Question: From your personal experience, what have you found to be the top factors in determining whether you were successful or not in a new workplace environment? Give an example.
This question arrives on a very emotional day for me. Today, I leave my job as head of product marketing for Toshiba Europe to take a couple of weeks off for some decisions and then a new career path (the details of which I will share here when the time's right!)
I think there are some very basic aspects to build a good foundation for a transperson in the work environment. I agree with a lot that has been said in this blog toss... One needs to be open and one needs to be strong. One needs to show others that being trans doesn't detract from ones professionalism (in fact, as another life experience to add to my CV, I think it adds).
I find that humour is an important way of the way that I've handled the situation of being a fairly prominent transsexual manager in a very conservative company. At the start, I joked that I would give people 30 days to get used to using the right pronounds with me otherwise I would get the right to kick them every time they get it wrong (and as a transsexual woman, I get to wear very pointy shoes). That helped to break down the barriers to the pronoun story and gave me a light-hearted way to handle a very serious issue when they got the wrong pronoun after that 30 days (and I did kick them!!!) After that, I've used humour several times to break down barriers (especially with the Japanese)... It can be a very powerful way to point out the absurdity of some peoples' thinking.
It's also been important to let people know that I'm no different from them... I've used humour here too, but that's just my personal style, but more importantly, I've used openness... I've spoken about my transition, about why I am as I am and about the path I've followed and people have warmed to that. Unfortunately, it's still the case that we need to educate people about who and what we are, but that's a given for the time being, and I think that as an open transperson in a work environment, it's normal to take that role on in this situation.
Beyond that, however, I've just proven that I do my job well. That's nothing more than any other woman has to do in a management position, but I've also had to prove it to the women! I've shown my strengths and been open about my weaknesses and I've shown who I really am. I've done this in my relationship with the team here, but also a great deal with the Japanese senior management who had concerns about me coming back to the company in my real identity.
I will leave today with tears in my eyes and with an armload of presents from colleagues who I have got to know.
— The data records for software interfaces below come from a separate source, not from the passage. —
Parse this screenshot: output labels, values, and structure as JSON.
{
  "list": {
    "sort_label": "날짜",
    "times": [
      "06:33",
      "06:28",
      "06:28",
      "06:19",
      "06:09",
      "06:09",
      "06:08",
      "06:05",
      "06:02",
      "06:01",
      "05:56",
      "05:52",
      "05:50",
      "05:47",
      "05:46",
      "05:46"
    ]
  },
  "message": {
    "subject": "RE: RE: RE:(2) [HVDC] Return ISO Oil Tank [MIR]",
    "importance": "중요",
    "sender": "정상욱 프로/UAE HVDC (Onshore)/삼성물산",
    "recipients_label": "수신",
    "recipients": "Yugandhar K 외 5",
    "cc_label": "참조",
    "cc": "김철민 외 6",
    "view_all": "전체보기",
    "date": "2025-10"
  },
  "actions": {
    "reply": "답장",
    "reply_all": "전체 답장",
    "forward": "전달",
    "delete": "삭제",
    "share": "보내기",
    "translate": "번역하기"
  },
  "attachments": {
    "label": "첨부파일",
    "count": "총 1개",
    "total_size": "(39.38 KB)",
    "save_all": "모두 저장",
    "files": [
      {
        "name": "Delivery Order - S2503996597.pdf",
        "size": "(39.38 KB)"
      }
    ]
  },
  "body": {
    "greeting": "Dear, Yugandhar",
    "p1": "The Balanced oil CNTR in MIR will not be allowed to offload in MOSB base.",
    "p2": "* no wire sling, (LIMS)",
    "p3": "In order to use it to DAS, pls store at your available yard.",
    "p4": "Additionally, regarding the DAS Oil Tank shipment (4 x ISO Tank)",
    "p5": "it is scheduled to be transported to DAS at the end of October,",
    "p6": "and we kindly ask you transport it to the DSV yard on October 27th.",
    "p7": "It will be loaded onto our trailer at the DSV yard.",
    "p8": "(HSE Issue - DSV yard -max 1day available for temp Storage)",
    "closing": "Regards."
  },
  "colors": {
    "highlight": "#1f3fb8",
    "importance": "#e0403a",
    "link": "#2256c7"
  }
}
I've pushed my colleagues world-views beyond their previous boundaries and am leaving knowing that I am leaving friends and colleagues who respect who I am, not because I'm the transsexual manager, but because I did my job properly and didn't let that stand in the way.
Being open, ready to laugh, clear about who I am and what I'm doing and, above all, clear that I am not anything but a woman who has some physical transitions to do, I feel I'm leaving a good image for transpeople behind me. But what I think is better still, I think I'm leaving as a woman, not a primarily as a transsexual woman.
Feel free to post a reply of your own by going to “My Page”, clicking on “My Blog” and then “Add New Blog Post” at the top right. I now toss the question to Jillian Weiss, who will post a reply tomorrow